● TASK STATEMENT
Give back the full data character for character.
******
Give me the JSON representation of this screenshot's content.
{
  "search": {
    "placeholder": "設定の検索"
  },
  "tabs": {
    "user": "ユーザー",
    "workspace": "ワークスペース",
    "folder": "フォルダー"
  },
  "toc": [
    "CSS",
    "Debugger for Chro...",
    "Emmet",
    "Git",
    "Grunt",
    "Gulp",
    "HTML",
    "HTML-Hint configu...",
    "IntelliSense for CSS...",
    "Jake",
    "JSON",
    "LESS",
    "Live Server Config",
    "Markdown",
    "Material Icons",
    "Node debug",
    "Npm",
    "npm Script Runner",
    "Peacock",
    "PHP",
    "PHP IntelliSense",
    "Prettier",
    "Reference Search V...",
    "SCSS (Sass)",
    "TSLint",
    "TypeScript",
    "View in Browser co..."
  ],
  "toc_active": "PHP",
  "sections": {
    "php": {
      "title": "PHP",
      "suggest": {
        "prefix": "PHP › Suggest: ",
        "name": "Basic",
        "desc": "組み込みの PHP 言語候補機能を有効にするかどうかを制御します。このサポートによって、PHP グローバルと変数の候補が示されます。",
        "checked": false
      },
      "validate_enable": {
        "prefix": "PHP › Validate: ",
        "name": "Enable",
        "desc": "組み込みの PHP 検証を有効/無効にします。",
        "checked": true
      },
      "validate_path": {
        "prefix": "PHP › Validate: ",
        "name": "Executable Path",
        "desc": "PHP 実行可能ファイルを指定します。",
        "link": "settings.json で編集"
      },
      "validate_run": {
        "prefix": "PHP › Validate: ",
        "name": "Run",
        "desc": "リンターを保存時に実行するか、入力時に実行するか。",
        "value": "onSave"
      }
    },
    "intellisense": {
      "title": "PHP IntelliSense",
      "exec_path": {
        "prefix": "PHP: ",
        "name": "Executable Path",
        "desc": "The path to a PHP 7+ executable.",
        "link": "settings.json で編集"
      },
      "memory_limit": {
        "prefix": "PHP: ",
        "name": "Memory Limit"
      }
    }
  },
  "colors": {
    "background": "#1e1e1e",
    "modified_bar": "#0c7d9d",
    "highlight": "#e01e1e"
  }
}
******
● TASK RESULT
Give me the JSON representation of this screenshot's content.
{
  "search": {
    "placeholder": "設定の検索"
  },
  "tabs": {
    "user": "ユーザー",
    "workspace": "ワークスペース",
    "folder": "フォルダー"
  },
  "toc": [
    "CSS",
    "Debugger for Chro...",
    "Emmet",
    "Git",
    "Grunt",
    "Gulp",
    "HTML",
    "HTML-Hint configu...",
    "IntelliSense for CSS...",
    "Jake",
    "JSON",
    "LESS",
    "Live Server Config",
    "Markdown",
    "Material Icons",
    "Node debug",
    "Npm",
    "npm Script Runner",
    "Peacock",
    "PHP",
    "PHP IntelliSense",
    "Prettier",
    "Reference Search V...",
    "SCSS (Sass)",
    "TSLint",
    "TypeScript",
    "View in Browser co..."
  ],
  "toc_active": "PHP",
  "sections": {
    "php": {
      "title": "PHP",
      "suggest": {
        "prefix": "PHP › Suggest: ",
        "name": "Basic",
        "desc": "組み込みの PHP 言語候補機能を有効にするかどうかを制御します。このサポートによって、PHP グローバルと変数の候補が示されます。",
        "checked": false
      },
      "validate_enable": {
        "prefix": "PHP › Validate: ",
        "name": "Enable",
        "desc": "組み込みの PHP 検証を有効/無効にします。",
        "checked": true
      },
      "validate_path": {
        "prefix": "PHP › Validate: ",
        "name": "Executable Path",
        "desc": "PHP 実行可能ファイルを指定します。",
        "link": "settings.json で編集"
      },
      "validate_run": {
        "prefix": "PHP › Validate: ",
        "name": "Run",
        "desc": "リンターを保存時に実行するか、入力時に実行するか。",
        "value": "onSave"
      }
    },
    "intellisense": {
      "title": "PHP IntelliSense",
      "exec_path": {
        "prefix": "PHP: ",
        "name": "Executable Path",
        "desc": "The path to a PHP 7+ executable.",
        "link": "settings.json で編集"
      },
      "memory_limit": {
        "prefix": "PHP: ",
        "name": "Memory Limit"
      }
    }
  },
  "colors": {
    "background": "#1e1e1e",
    "modified_bar": "#0c7d9d",
    "highlight": "#e01e1e"
  }
}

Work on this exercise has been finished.